_Task:_ Could you copy each line of the entries that contains "Path"?

Element data from apps and pages:
--- START ---
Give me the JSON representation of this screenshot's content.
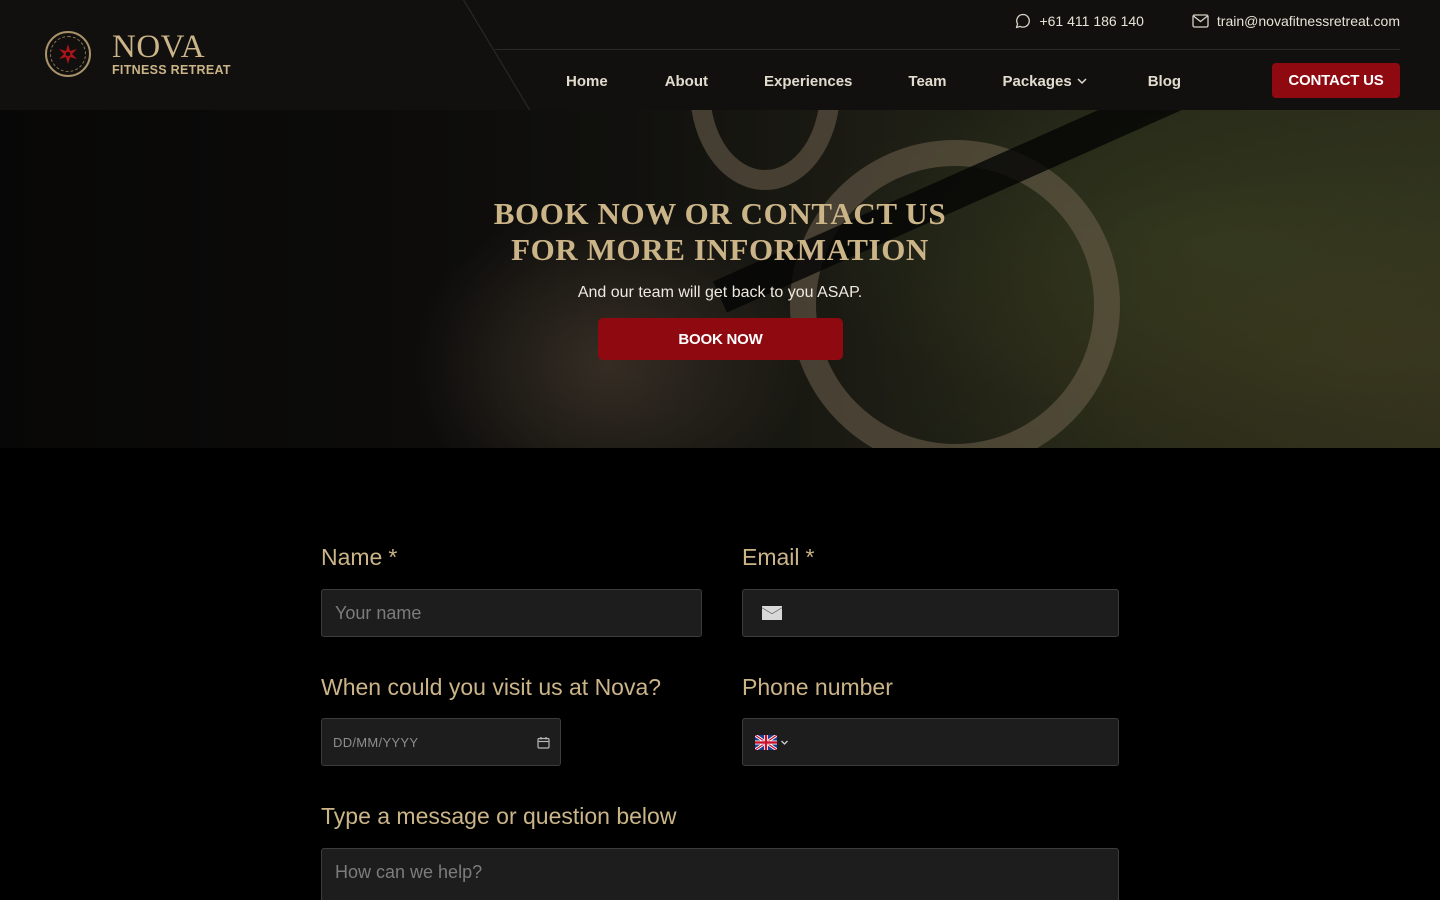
{
  "header": {
    "brand_title": "NOVA",
    "brand_subtitle": "FITNESS RETREAT",
    "phone": "+61 411 186 140",
    "email": "train@novafitnessretreat.com",
    "nav": [
      {
        "label": "Home"
      },
      {
        "label": "About"
      },
      {
        "label": "Experiences"
      },
      {
        "label": "Team"
      },
      {
        "label": "Packages"
      },
      {
        "label": "Blog"
      }
    ],
    "contact_label": "CONTACT US"
  },
  "hero": {
    "title_line1": "BOOK NOW OR CONTACT US",
    "title_line2": "FOR MORE INFORMATION",
    "subtitle": "And our team will get back to you ASAP.",
    "button_label": "BOOK NOW"
  },
  "form": {
    "name_label": "Name",
    "name_required": "*",
    "name_placeholder": "Your name",
    "email_label": "Email",
    "email_required": "*",
    "visit_label": "When could you visit us at Nova?",
    "visit_placeholder": "DD/MM/YYYY",
    "phone_label": "Phone number",
    "message_label": "Type a message or question below",
    "message_placeholder": "How can we help?"
  },
  "colors": {
    "gold": "#cbb488",
    "accent_red": "#8f0a10",
    "header_bg": "#11100e"
  },
  "icons": [
    "logo-emblem",
    "chat-bubble-icon",
    "mail-icon",
    "chevron-down-icon",
    "envelope-icon",
    "calendar-icon",
    "uk-flag-icon"
  ]
}
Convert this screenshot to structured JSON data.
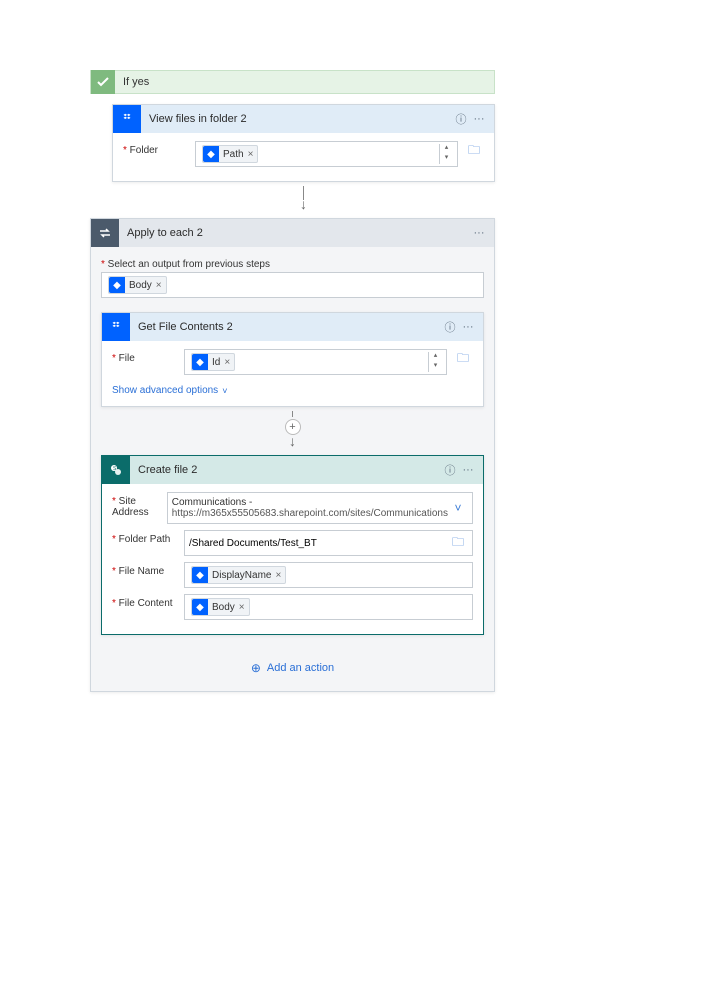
{
  "condition": {
    "title": "If yes"
  },
  "card1": {
    "title": "View files in folder 2",
    "folder_label": "Folder",
    "folder_token": "Path"
  },
  "loop": {
    "title": "Apply to each 2",
    "select_label": "Select an output from previous steps",
    "body_token": "Body"
  },
  "card2": {
    "title": "Get File Contents 2",
    "file_label": "File",
    "file_token": "Id",
    "advanced": "Show advanced options"
  },
  "card3": {
    "title": "Create file 2",
    "site_label": "Site Address",
    "site_value_name": "Communications -",
    "site_value_url": "https://m365x55505683.sharepoint.com/sites/Communications",
    "folder_label": "Folder Path",
    "folder_value": "/Shared Documents/Test_BT",
    "filename_label": "File Name",
    "filename_token": "DisplayName",
    "content_label": "File Content",
    "content_token": "Body"
  },
  "add_action": "Add an action"
}
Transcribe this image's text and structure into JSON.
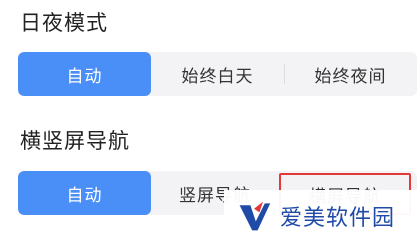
{
  "day_night": {
    "title": "日夜模式",
    "options": [
      "自动",
      "始终白天",
      "始终夜间"
    ],
    "selected": "自动"
  },
  "orientation": {
    "title": "横竖屏导航",
    "options": [
      "自动",
      "竖屏导航",
      "横屏导航"
    ],
    "selected": "自动"
  },
  "watermark": {
    "text": "爱美软件园"
  },
  "colors": {
    "accent": "#4a8ff7",
    "segment_bg": "#f3f3f5",
    "highlight_outline": "#e23a3a",
    "watermark_text": "#1f4aa8"
  }
}
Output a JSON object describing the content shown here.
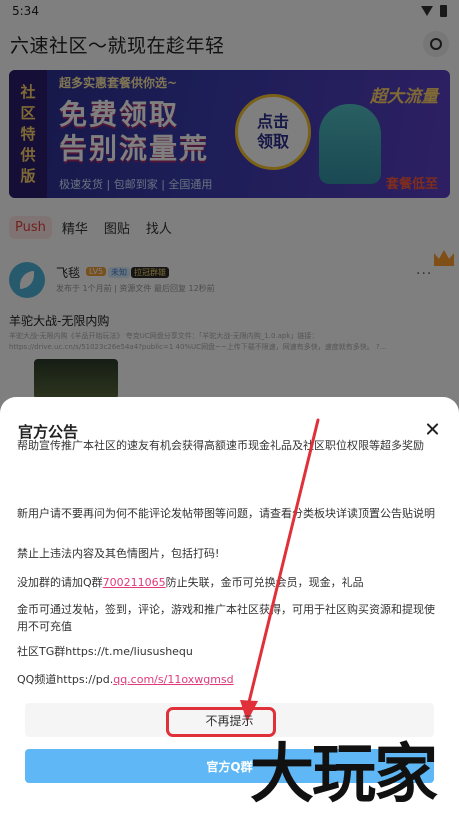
{
  "status_bar": {
    "time": "5:34"
  },
  "header": {
    "title": "六速社区～就现在趁年轻"
  },
  "banner": {
    "side_chars": [
      "社",
      "区",
      "特",
      "供",
      "版"
    ],
    "top_text": "超多实惠套餐供你选~",
    "main_line1": "免费领取",
    "main_line2": "告别流量荒",
    "badge_line1": "点击",
    "badge_line2": "领取",
    "right_text": "超大流量",
    "corner_text": "套餐低至",
    "footer_text": "极速发货 | 包邮到家 | 全国通用"
  },
  "tabs": [
    {
      "label": "Push",
      "active": true
    },
    {
      "label": "精华",
      "active": false
    },
    {
      "label": "图贴",
      "active": false
    },
    {
      "label": "找人",
      "active": false
    }
  ],
  "post": {
    "author": "飞毯",
    "level": "LV5",
    "badge_unknown": "未知",
    "badge_group": "拉冠群雄",
    "meta": "发布于 1个月前 | 资源文件 最后回复 12秒前",
    "title": "羊驼大战-无限内购",
    "excerpt": "羊驼大战-无限内购《羊品开始玩法》 夸克UC网盘分享文件：「羊驼大战-无限内购_1.0.apk」链接：https://drive.uc.cn/s/51023c26e54a4?public=1 40%UC网盘~~上传下载不限速，网速有多快，速度就有多快。 ?..."
  },
  "dialog": {
    "title": "官方公告",
    "p1": "帮助宣传推广本社区的速友有机会获得高额速币现金礼品及社区职位权限等超多奖励",
    "p2": "新用户请不要再问为何不能评论发帖带图等问题，请查看分类板块详读顶置公告贴说明",
    "p3": "禁止上违法内容及其色情图片，包括打码!",
    "p4_before": "没加群的请加Q群",
    "p4_link": "700211065",
    "p4_after": "防止失联，金币可兑换会员，现金，礼品",
    "p5": "金币可通过发帖，签到，评论，游戏和推广本社区获得，可用于社区购买资源和提现使用不可充值",
    "p6": "社区TG群https://t.me/liusushequ",
    "p7_before": "QQ频道https://pd.",
    "p7_link": "qq.com/s/11oxwgmsd",
    "dismiss_label": "不再提示",
    "group_label": "官方Q群"
  },
  "watermark": {
    "text": "大玩家"
  },
  "colors": {
    "accent_red": "#e0303a",
    "tab_active": "#e0463f",
    "link": "#e03a7a",
    "group_button": "#5fb8f5"
  }
}
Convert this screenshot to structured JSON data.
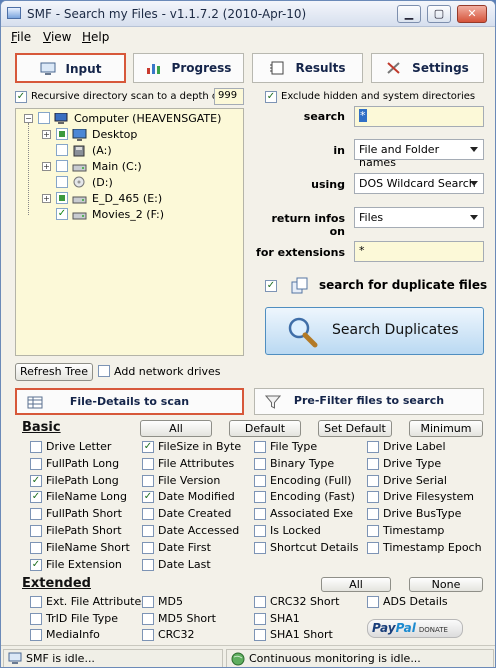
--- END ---
_Answer to the problem:_
    "folder_token": "Path"
    "folder_label": "Folder Path",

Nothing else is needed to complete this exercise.